Let’s go one step back to the beginning of the 18th century when pound cake was introduced and as the name says – there is something to do with pounds. The basic recipe (from Brittany where butter flows instead of water, just like in every quatre-quarts) says you need a pound of each or quarter of each. Simply said, you measure the eggs and then put the same amount of the other ingredients. The airiness of the cake is due to ..... beating the eggs for a long time until they are strong and airy. Only afterward were leaveners, such as soda and baking powder added. Later came the idea to substitute part of the butter with oil. Later, Americans added sour cream instead of all that butter. And then there are flavours like vanilla, lemon, orange, and many more.
But talking about French cake, I always knew there was something more to it. It wasn't just four parts of everything and even if it was, there was some secret,that they did not mention in the books.
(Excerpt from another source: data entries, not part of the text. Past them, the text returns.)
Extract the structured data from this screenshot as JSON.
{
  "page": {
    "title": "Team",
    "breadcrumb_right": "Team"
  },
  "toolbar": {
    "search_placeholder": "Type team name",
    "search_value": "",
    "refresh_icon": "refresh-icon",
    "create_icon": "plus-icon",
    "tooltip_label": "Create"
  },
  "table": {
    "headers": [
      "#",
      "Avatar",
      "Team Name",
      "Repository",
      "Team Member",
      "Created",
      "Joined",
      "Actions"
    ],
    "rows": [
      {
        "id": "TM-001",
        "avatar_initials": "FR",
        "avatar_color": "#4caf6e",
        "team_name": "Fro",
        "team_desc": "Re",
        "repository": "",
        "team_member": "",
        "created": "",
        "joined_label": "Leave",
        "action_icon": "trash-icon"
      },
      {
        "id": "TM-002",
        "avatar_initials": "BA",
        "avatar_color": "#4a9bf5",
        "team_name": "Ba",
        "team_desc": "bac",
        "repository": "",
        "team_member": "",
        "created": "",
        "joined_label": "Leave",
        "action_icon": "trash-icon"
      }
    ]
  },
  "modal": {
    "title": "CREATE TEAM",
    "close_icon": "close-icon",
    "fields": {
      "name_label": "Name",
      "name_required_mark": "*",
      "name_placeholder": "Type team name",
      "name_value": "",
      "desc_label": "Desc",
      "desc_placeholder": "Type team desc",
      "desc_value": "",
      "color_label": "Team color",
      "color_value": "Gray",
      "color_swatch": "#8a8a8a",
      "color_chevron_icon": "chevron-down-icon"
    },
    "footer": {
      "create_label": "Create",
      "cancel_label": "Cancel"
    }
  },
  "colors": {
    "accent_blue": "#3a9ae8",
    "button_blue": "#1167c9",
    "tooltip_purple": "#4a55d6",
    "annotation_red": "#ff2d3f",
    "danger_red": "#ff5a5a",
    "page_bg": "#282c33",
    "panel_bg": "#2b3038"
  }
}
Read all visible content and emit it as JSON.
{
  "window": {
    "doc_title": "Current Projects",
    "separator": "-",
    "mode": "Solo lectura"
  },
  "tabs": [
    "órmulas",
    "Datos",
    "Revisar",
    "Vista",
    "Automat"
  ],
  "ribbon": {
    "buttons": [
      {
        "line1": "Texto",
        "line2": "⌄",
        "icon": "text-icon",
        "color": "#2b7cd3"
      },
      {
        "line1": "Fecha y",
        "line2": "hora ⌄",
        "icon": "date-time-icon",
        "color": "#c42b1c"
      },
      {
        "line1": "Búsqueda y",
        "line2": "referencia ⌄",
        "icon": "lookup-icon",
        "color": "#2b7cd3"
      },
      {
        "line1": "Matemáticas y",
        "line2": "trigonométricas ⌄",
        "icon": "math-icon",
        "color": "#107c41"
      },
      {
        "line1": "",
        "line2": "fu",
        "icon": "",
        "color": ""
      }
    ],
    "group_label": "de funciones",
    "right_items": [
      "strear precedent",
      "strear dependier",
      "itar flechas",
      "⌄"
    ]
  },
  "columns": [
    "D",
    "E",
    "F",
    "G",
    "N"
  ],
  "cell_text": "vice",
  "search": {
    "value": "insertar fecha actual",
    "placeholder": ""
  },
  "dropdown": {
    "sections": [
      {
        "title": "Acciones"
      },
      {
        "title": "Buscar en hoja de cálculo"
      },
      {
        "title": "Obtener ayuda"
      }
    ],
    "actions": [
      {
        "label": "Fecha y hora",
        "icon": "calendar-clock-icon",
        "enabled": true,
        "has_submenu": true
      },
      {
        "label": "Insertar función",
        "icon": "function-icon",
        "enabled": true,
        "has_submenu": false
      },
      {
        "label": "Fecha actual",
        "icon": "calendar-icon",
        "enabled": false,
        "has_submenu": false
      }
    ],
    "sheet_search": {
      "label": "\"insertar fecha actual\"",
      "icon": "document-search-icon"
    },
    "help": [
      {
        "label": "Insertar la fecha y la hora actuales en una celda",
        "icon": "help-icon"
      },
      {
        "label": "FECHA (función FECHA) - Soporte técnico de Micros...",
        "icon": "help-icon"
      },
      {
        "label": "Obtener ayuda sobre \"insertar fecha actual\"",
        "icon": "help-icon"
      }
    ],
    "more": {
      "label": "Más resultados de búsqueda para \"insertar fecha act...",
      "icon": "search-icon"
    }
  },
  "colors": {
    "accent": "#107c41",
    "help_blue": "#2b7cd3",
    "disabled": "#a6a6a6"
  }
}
And there are, not one, but many secrets, for which I'm thankful to pastry chef Julia Balinska (from our local patisserie Bel Etage @beletage).
So basically, to make a real French quatre-quarts cake you have to follow these principles:
The eggs are beaten in a hot water bath, giving the cake a dense, yet airy texture
The butter makes the difference in the taste and is often used is beurre noisette
When the cake is cool, it is slowly lowered into an infused sugar syrup, letting the cake soak up the flavours
And then comes the important part – decorating. Every cake is usually decorated according to its flavour. The closer to a celebration like Christmas or Easter, the more special the decorations.
So when we talk about French cake or quatre quarts, it is not just an ordinary pound cake. It is something special. Something you have to master with practice, passion, and with style.
Story and pictures: Signe Meirane
Camera: Sony Alpha 7s